→ **WHAT IS BEING ASKED**
Go through the material and copy each line that includes "this".

→ **DATA FOR REVIEW**
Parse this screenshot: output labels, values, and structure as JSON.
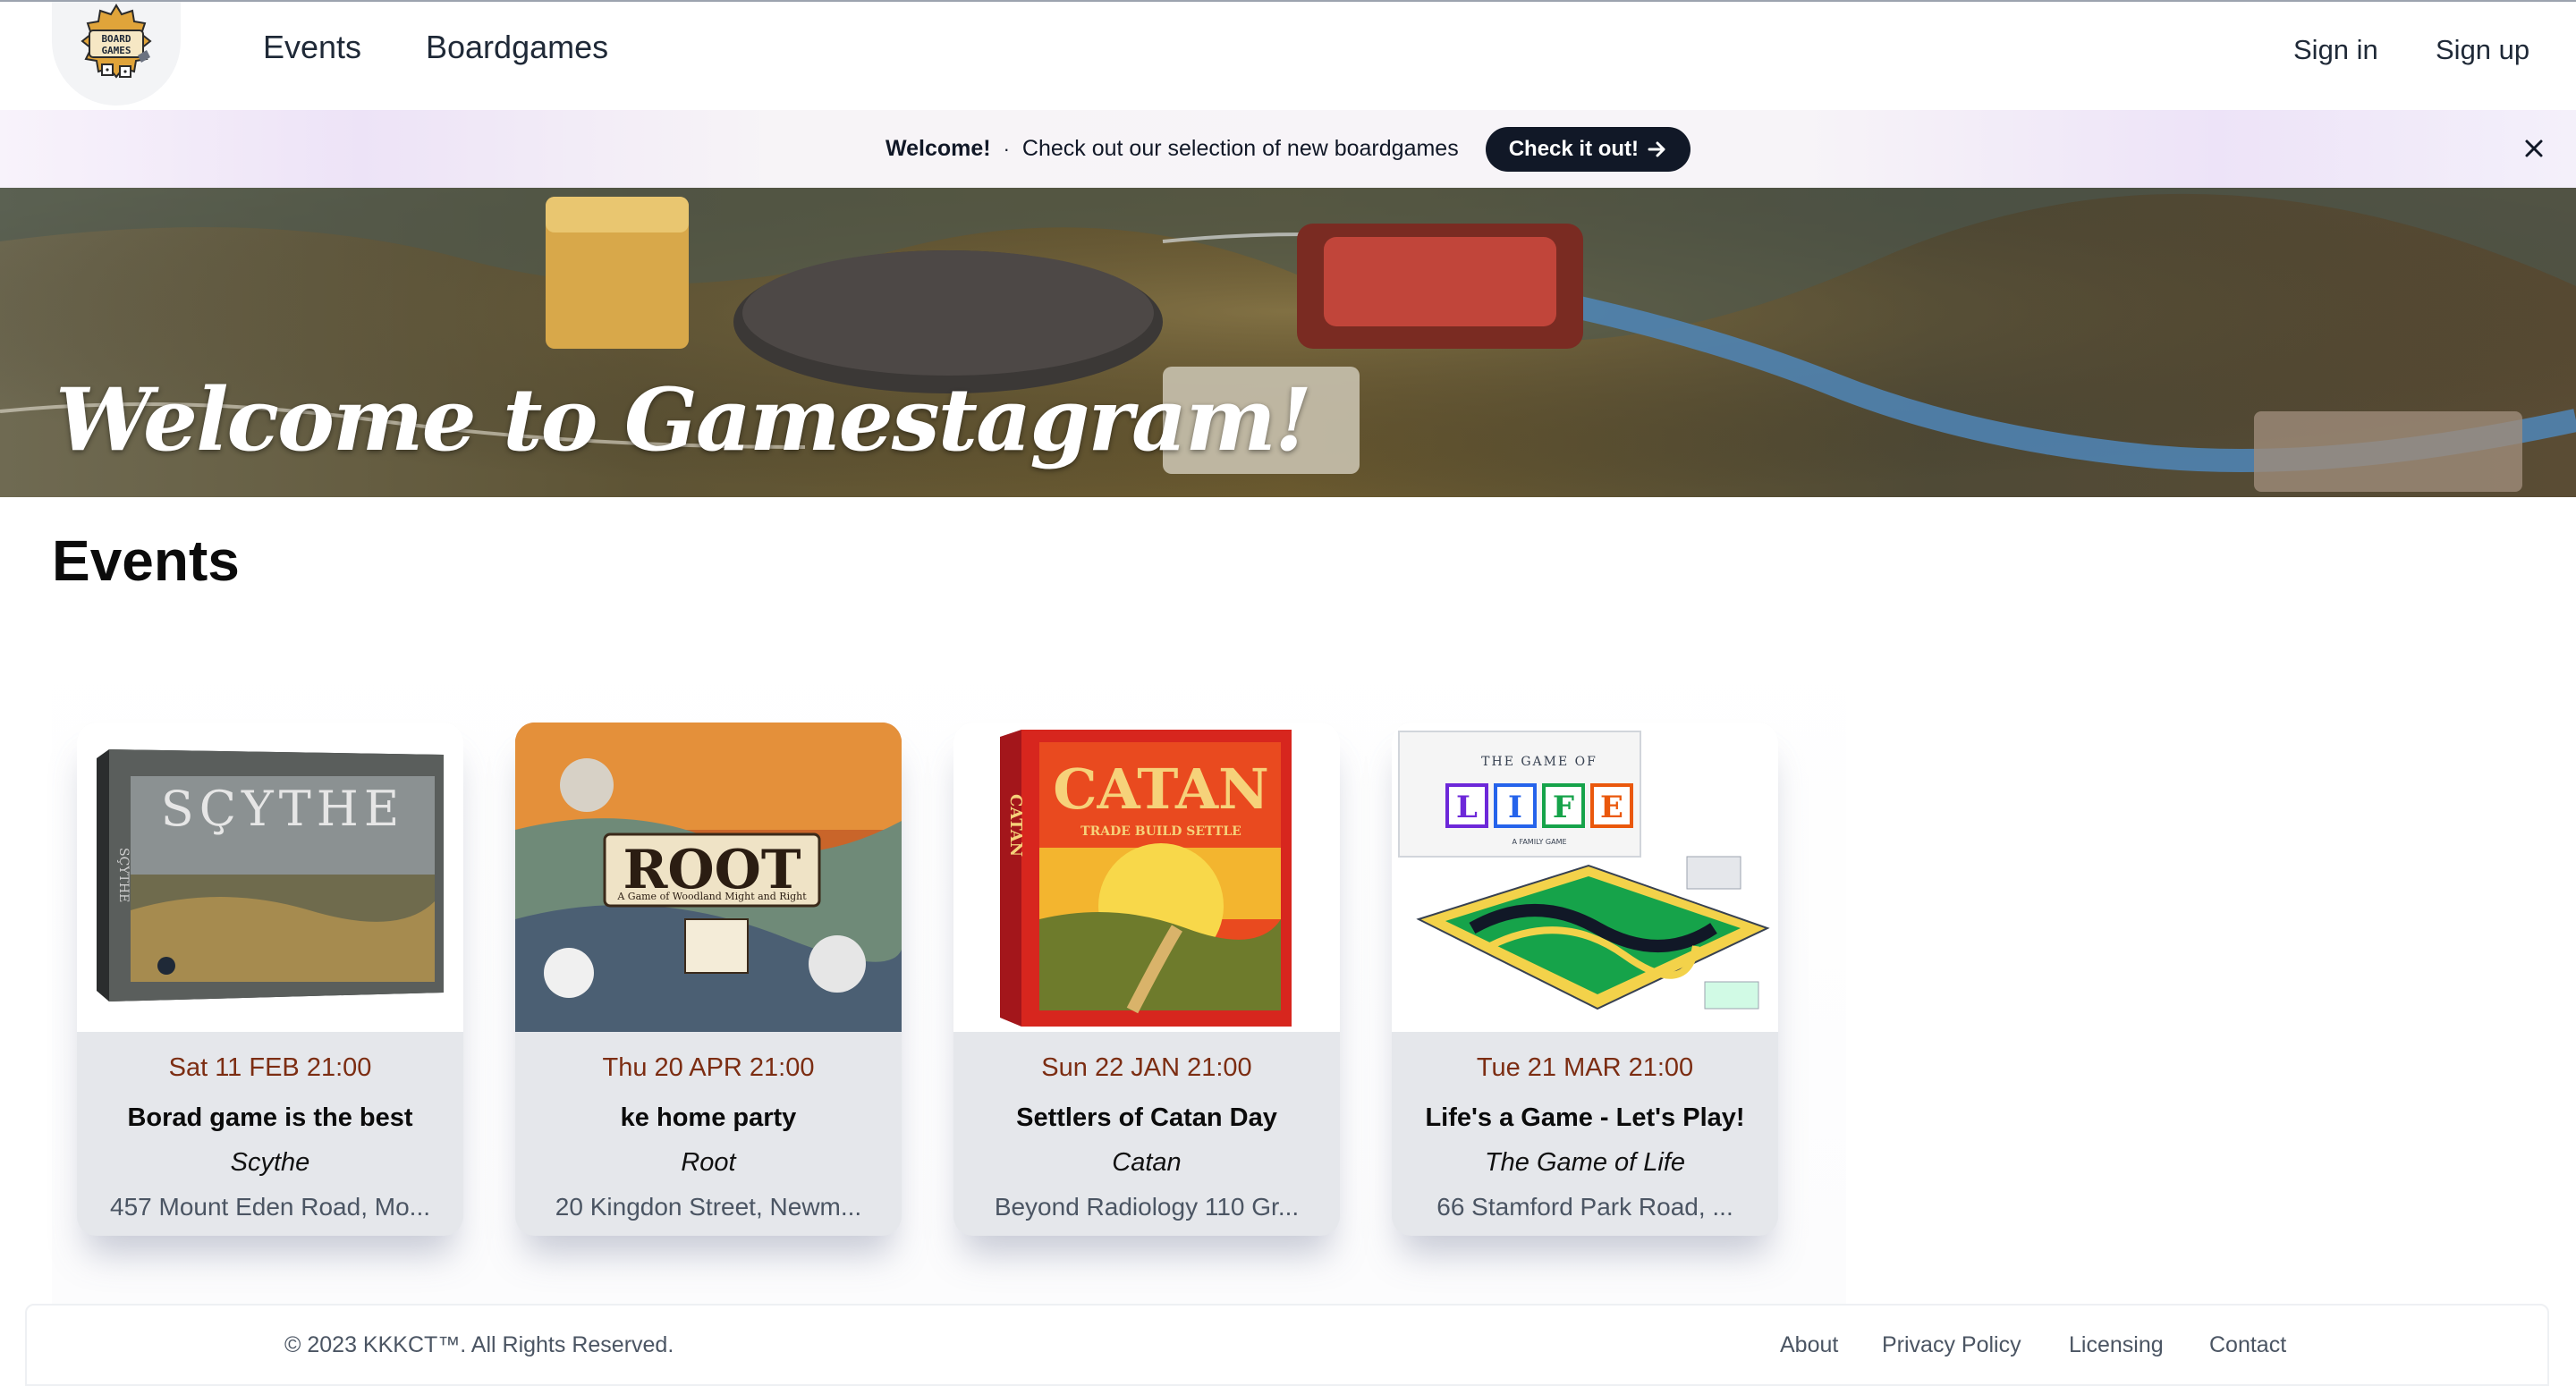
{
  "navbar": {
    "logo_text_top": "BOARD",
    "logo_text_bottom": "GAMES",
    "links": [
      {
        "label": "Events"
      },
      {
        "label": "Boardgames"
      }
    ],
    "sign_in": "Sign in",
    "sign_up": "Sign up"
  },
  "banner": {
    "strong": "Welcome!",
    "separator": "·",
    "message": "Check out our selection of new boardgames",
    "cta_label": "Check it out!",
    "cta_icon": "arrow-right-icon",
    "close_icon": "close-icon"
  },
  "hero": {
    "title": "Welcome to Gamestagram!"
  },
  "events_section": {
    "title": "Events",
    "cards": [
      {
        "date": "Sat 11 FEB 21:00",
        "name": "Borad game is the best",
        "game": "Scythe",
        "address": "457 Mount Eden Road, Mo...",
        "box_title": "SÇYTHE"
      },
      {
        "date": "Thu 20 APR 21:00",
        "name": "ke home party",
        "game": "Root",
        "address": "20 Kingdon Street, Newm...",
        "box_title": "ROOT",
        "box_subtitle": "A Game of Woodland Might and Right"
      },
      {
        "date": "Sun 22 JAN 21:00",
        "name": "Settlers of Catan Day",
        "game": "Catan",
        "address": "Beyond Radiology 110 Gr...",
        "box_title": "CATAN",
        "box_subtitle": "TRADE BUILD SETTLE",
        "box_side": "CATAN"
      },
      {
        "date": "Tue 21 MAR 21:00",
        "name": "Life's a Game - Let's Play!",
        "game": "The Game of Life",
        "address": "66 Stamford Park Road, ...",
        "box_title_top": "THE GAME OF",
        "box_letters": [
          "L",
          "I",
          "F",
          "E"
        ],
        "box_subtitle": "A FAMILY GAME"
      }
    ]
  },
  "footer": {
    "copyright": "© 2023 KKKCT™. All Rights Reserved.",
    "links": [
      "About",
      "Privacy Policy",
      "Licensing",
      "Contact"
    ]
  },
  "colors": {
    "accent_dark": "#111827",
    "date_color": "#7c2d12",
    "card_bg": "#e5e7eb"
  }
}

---

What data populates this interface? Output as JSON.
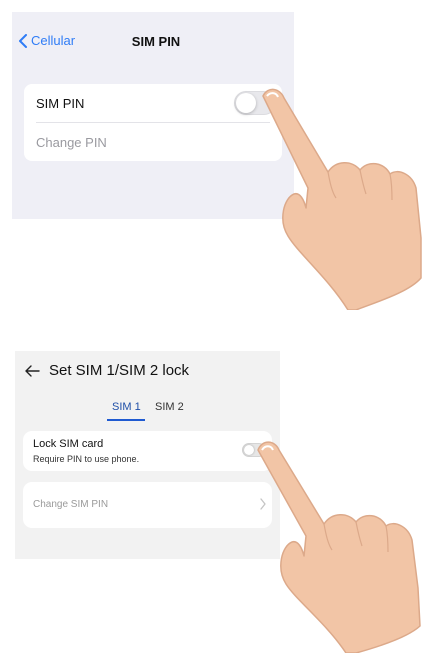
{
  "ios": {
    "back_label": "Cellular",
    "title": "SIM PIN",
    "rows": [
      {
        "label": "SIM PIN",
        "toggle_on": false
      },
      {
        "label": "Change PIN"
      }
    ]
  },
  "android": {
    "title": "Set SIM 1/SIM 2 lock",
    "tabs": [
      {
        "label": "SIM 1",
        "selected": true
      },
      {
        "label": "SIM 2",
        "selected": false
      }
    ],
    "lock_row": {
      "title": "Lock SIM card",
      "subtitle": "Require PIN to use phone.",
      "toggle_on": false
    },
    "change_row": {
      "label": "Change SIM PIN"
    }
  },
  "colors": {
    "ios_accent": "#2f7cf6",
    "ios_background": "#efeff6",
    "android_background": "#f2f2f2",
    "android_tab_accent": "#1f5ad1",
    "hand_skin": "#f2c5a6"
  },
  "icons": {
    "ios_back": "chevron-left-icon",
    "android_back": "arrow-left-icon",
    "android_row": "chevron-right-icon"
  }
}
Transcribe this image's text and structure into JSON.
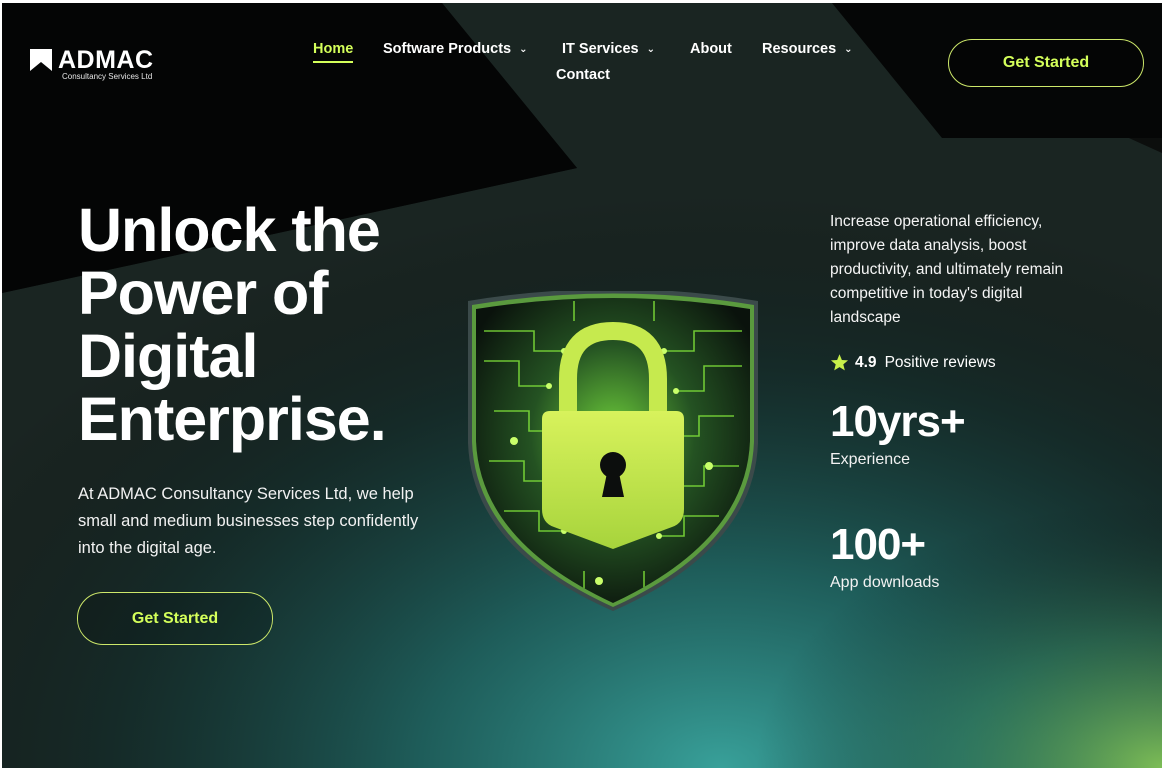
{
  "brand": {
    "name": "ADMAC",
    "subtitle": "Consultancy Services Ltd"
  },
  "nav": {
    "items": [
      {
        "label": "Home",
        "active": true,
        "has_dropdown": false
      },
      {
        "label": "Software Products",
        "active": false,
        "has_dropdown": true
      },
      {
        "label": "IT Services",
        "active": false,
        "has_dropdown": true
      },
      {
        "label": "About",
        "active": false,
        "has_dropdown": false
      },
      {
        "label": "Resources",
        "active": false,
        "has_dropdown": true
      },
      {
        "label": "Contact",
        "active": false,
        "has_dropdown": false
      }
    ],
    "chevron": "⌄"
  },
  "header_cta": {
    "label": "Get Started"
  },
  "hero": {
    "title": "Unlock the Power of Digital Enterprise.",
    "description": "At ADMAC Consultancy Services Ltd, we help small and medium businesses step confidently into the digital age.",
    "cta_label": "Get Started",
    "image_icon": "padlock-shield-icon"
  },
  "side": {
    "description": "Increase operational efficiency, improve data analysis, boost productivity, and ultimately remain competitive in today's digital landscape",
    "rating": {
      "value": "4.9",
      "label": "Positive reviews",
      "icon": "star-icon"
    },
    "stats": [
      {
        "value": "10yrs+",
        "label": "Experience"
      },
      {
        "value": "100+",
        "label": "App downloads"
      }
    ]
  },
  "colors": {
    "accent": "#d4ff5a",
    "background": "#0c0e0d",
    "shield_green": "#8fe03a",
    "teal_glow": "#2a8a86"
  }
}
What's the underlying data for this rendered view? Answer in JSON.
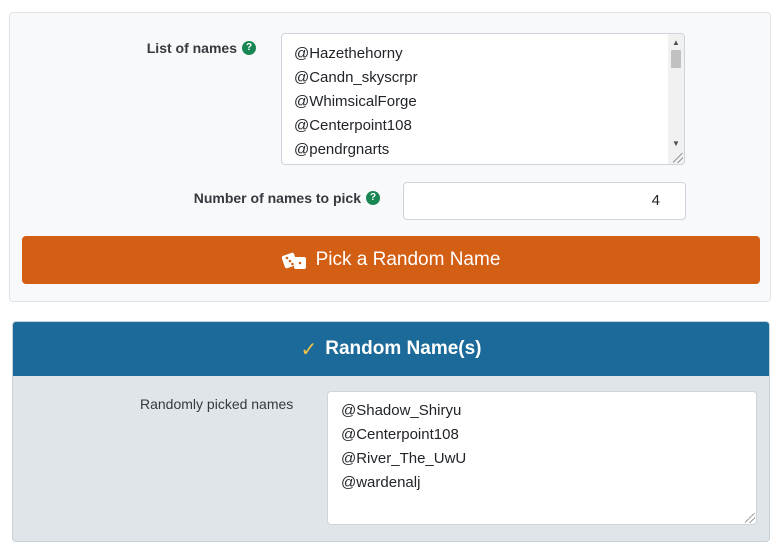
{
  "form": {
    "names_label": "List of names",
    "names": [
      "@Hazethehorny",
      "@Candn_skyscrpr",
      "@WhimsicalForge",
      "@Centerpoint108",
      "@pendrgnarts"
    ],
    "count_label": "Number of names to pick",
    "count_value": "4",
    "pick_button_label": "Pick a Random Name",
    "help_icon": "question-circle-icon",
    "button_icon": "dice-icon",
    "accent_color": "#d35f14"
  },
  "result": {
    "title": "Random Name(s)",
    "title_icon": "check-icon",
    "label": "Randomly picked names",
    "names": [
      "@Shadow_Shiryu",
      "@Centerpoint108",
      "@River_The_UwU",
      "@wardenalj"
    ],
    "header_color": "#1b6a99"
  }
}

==

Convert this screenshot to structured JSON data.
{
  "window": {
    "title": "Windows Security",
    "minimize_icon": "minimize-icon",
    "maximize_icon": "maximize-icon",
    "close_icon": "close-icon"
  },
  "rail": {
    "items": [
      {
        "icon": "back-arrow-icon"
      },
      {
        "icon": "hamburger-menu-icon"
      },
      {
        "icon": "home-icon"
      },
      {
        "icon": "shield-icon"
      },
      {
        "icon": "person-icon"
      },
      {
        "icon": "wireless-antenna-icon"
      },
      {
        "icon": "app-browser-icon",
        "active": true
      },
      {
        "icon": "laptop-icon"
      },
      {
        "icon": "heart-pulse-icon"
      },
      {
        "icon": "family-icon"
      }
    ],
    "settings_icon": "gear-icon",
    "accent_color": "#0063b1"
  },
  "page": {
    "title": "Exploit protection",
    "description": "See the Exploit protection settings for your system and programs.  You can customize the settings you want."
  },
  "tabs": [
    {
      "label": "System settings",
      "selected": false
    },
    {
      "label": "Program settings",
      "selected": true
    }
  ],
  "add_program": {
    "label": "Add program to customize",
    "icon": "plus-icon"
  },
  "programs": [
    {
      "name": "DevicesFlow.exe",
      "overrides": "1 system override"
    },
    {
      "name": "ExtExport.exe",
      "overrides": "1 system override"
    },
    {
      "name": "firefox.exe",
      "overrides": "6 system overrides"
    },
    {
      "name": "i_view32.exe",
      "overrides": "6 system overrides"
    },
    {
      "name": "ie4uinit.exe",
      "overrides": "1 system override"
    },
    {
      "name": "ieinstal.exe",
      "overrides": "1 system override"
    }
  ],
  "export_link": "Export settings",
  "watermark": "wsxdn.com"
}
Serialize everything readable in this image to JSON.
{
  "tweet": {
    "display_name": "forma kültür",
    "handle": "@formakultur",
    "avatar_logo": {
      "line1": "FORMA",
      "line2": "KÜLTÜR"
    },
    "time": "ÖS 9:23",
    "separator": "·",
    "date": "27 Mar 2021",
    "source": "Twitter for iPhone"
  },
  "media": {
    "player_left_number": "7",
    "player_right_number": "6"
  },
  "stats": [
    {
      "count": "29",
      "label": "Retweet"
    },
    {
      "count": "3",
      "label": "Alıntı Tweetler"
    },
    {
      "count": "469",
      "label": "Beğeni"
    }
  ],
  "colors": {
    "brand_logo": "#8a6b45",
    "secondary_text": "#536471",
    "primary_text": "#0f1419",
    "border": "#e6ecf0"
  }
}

→ **OUTPUT BELOW**
Parse this screenshot: output labels, values, and structure as JSON.
What data populates this interface? Output as JSON.
Transcribe this image's text and structure into JSON.
What's the underlying data for this rendered view? Answer in JSON.
Convert this screenshot to structured JSON data.
Serialize everything readable in this image to JSON.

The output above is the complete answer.